“The Red Feather Club Museum is dedicated to the memory of the 95th Bombardment Group (H), who served with honour and valour at Horham Airfield (Station 119) June 1943 – June 1945”
Since its early days the Red Feather Club has held a “Roll of Honour” commemorating and naming the men of 95th killed from 1943 to 1945.
But by 2011 the paper list was looking timeworn so in November 2011 volunteers at the Red Feather Club, decided to create a new permanent ‘Roll of Honour’ listing all the men of the 95th who were never to return home to their loved ones and family. Firstly a fitting layout needed to be chosen, one which would give a brief account of each event that lead to each tragic death. The research on this was co-ordinated by Rod Hupp, 95th Bomb Group researcher in America, and Ray Howlett in England. A final draft of the memorial had started to take shape by February 2012. At this point graphic designer and 95th BGHA web designer Matt Miles undertook the mammoth task of turning the list into a finished design. By April name plates were being engraved, squadron and group badges were being hand painted by Jane Tebbutt and construction of the main framework and lectern was started by Scott Bradley. Pip Florence designed and made a beautiful stained glass window for the lectern. By May it was nearly ready for assembly and with a day to spare final touches were put in place including a hand-made curtain by Sharon Pirrie. So, during the 2012 reunion visit by 95th veterans and their families, Bob Fay, a ball turret gunner with the 334th BS, and Ben Roujansky, a radio operator with the 336th, unveiled the new ‘Roll of Honour’ with the help of Lt Col Paul Cairney, 48th Security Forces Squadron Commander from RAF Lakenheath.
A memorial to one of the exceptional US airmen who served at Horham was unveiled at the Red Feather Club in September 2012.
The memorial, a shining black marble bench, commemorates Lt Col Robert “Bob” C Cozens who is credited with saving the group twice – once during WW2 by rallying them after a particularly deadly raid on Kiel and after the war he secured the future of the veterans’ organisation in the States.
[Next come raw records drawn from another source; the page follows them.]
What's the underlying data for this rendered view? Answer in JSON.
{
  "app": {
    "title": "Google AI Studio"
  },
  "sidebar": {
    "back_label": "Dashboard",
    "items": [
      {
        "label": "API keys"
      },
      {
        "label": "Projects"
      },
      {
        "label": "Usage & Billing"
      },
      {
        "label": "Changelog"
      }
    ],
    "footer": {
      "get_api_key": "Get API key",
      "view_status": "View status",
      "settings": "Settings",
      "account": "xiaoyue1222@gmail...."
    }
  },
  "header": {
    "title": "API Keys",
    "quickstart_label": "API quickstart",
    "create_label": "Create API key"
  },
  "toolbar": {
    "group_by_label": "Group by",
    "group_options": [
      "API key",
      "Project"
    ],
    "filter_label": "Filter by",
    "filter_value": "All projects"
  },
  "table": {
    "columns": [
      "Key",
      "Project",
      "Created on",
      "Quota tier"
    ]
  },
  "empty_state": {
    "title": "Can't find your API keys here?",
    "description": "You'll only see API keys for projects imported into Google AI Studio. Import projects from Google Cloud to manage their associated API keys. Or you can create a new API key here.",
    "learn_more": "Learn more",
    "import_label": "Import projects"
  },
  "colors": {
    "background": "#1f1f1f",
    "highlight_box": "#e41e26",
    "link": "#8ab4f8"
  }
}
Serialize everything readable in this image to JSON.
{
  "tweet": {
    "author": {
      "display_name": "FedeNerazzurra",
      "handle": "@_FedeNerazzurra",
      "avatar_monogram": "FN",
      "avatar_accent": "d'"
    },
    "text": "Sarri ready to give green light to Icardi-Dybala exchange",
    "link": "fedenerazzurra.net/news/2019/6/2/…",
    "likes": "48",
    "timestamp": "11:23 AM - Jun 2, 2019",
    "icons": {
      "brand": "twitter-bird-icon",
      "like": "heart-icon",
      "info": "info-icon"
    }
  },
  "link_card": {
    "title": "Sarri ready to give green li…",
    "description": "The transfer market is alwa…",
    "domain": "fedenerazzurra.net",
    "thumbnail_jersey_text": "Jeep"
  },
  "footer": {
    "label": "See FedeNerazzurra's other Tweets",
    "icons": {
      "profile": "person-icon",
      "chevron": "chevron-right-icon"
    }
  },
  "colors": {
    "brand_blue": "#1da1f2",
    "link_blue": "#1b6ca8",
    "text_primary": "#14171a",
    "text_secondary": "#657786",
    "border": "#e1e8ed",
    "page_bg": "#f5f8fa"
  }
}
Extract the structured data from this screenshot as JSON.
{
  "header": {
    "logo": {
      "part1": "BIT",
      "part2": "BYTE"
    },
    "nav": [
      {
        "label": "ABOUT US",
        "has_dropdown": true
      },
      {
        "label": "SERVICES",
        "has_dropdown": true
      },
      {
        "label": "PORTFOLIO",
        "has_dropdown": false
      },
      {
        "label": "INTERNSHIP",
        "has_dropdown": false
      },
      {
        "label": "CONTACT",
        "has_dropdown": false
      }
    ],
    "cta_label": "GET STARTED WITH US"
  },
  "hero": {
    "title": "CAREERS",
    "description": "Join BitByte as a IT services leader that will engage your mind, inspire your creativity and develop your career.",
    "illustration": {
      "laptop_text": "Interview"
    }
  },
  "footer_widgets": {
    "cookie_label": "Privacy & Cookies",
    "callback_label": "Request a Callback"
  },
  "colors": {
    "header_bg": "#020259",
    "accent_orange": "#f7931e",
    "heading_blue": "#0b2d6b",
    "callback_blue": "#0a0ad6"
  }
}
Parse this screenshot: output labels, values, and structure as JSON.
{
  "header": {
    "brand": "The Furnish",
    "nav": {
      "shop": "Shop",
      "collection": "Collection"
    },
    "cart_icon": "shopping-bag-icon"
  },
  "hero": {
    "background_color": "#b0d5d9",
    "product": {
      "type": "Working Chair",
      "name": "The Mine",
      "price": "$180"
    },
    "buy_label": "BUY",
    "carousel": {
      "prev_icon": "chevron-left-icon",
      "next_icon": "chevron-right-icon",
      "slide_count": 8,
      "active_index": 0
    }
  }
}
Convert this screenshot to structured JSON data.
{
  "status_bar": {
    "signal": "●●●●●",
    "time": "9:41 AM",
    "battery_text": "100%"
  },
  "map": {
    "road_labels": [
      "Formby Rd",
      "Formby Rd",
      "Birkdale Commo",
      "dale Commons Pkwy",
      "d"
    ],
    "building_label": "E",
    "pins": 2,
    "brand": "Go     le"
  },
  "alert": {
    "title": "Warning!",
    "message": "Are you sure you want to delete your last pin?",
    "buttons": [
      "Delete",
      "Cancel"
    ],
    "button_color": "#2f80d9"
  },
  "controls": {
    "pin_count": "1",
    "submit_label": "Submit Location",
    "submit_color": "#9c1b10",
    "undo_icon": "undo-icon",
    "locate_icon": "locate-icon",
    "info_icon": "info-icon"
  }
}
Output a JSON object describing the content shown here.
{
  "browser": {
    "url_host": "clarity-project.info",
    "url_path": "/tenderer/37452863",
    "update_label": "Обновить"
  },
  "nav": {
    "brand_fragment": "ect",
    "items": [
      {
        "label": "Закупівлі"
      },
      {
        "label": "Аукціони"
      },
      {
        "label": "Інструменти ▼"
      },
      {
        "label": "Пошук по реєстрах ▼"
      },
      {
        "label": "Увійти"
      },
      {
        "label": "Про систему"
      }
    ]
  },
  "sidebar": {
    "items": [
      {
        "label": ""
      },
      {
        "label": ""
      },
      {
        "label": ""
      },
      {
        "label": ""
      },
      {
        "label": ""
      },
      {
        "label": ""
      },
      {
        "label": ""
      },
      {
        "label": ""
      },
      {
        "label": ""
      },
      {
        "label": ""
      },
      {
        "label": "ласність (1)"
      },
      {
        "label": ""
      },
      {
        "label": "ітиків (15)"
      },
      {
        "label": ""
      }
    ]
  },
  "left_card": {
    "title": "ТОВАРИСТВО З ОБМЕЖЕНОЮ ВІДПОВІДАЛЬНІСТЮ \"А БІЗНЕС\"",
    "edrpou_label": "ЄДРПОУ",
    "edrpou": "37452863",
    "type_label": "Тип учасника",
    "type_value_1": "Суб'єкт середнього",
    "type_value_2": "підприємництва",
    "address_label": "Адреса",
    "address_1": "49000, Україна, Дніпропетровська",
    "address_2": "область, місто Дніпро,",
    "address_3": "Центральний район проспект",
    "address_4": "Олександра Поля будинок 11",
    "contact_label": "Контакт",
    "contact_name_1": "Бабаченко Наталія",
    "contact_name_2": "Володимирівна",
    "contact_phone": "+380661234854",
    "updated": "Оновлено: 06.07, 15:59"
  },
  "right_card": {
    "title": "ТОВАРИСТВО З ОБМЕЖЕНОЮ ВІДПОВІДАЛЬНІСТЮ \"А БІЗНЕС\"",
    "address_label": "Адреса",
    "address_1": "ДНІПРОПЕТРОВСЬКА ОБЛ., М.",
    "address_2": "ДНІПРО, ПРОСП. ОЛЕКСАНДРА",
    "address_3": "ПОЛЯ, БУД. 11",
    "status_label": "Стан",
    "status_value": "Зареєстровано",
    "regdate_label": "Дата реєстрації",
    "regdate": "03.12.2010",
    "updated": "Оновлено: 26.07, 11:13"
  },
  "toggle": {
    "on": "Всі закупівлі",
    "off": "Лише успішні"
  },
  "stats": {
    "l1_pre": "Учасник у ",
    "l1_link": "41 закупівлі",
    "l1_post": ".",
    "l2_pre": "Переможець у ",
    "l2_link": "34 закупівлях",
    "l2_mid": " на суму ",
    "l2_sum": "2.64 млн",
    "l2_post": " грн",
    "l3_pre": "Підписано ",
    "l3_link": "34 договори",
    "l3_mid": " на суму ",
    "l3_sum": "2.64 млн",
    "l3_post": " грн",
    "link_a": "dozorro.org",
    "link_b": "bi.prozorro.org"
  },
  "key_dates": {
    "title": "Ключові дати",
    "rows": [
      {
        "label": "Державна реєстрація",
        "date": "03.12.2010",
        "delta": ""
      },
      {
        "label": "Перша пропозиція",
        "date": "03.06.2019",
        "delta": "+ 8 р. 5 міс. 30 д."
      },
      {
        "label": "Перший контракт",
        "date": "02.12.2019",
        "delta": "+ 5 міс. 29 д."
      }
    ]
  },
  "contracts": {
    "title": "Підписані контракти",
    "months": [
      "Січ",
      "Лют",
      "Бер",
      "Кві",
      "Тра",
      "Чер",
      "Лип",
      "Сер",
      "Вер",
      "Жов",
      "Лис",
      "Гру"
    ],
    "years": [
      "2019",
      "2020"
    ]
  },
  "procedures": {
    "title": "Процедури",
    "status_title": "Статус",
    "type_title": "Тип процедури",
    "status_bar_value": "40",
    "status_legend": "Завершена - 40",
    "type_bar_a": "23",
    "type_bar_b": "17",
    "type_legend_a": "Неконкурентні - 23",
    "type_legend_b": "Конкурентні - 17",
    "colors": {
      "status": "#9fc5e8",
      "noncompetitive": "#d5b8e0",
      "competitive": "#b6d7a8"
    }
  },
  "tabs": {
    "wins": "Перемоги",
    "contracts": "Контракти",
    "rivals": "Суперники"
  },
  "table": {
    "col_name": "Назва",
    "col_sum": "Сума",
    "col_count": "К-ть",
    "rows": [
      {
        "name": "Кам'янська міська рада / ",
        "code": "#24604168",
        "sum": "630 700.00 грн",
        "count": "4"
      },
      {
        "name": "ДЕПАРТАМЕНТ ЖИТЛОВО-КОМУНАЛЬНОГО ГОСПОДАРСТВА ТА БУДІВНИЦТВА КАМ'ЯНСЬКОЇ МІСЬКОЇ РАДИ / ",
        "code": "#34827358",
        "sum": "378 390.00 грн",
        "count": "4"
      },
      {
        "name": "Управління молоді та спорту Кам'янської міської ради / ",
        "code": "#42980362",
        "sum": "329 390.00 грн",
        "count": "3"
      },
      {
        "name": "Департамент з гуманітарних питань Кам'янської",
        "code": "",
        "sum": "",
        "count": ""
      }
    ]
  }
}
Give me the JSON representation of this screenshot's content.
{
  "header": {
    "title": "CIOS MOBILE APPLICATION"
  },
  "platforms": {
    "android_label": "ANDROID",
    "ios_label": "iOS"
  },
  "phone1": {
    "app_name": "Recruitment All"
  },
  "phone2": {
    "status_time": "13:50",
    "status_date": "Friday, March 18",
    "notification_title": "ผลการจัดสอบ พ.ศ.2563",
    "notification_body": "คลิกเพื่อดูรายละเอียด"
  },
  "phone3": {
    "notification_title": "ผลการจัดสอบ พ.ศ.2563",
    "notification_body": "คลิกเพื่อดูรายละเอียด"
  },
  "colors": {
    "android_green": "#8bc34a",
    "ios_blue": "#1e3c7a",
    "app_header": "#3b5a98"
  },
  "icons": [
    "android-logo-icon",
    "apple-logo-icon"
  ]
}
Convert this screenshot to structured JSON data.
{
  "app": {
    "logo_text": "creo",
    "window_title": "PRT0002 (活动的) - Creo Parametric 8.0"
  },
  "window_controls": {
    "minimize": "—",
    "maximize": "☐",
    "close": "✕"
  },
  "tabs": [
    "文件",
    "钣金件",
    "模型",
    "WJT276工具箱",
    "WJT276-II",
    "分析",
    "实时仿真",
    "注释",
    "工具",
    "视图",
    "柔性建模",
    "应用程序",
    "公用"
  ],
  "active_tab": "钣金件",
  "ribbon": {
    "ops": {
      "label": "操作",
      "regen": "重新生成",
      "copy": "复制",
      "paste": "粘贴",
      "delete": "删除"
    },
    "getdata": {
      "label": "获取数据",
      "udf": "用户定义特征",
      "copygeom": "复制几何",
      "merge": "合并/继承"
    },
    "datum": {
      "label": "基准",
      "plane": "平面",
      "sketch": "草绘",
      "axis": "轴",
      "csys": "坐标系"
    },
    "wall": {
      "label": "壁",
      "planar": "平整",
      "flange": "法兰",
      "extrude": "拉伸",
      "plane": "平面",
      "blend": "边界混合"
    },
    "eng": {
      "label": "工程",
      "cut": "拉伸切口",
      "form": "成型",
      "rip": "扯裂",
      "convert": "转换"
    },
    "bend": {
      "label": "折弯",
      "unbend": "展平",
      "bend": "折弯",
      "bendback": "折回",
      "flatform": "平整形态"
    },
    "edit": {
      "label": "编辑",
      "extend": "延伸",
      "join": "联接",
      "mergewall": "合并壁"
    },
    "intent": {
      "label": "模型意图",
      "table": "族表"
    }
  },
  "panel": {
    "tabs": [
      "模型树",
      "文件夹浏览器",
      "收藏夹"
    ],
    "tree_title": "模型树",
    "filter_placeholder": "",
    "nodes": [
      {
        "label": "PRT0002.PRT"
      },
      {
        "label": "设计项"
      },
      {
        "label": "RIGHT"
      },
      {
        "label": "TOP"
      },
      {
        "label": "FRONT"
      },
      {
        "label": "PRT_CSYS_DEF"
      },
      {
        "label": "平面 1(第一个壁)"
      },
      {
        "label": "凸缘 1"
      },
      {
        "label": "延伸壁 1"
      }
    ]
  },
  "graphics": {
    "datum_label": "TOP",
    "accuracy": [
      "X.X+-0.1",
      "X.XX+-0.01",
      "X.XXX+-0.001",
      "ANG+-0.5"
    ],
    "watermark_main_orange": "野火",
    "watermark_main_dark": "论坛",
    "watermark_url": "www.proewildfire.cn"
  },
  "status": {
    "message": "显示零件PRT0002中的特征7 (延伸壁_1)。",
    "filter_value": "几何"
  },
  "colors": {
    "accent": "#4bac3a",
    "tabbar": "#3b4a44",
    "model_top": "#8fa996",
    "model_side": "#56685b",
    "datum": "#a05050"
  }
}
The memorial was unveiled in an emotional ceremony by his son Tom, who is the president of the 95th Bomb Group Memorials Foundation, on his first trip to the the Red Feather Club in Horham. Tom Cozens and his wife Peggy had hoped to visit Horham with Bob, however, Lt Col Cozens’ sad passing earlier in 2012 meant they made the emotional pilgrimage without him. James Hollington, of H.L.Perfitt stonemasons in Diss, who made and engraved the new memorial, is the son of Red Feather Club regulars Steve and Jayne Hollington. Steve is also the Red Feather Club’s resident electrician.
Tom Cozens wrote of his visit:
“I knew that during our stay in Horham, a bench would be dedicated as a permanent memorial to my father. However, its place of prominence and majestic beauty and dignity brought me to tears. The tears where a mix of the pain of my loss, of the gratitude for the honour bestowed upon my father, but also for a measure of humility and perhaps a little embarrassment that I know came from my father. He would be the first to say that he was simply doing his duty and that the honour should go to his crew, his squadron, and particularly the ground crew. Although my father’s name is on the bench, I will always see it as a tribute to the spirit of team work and commitment to duty and honor that embodied the men of 95th.”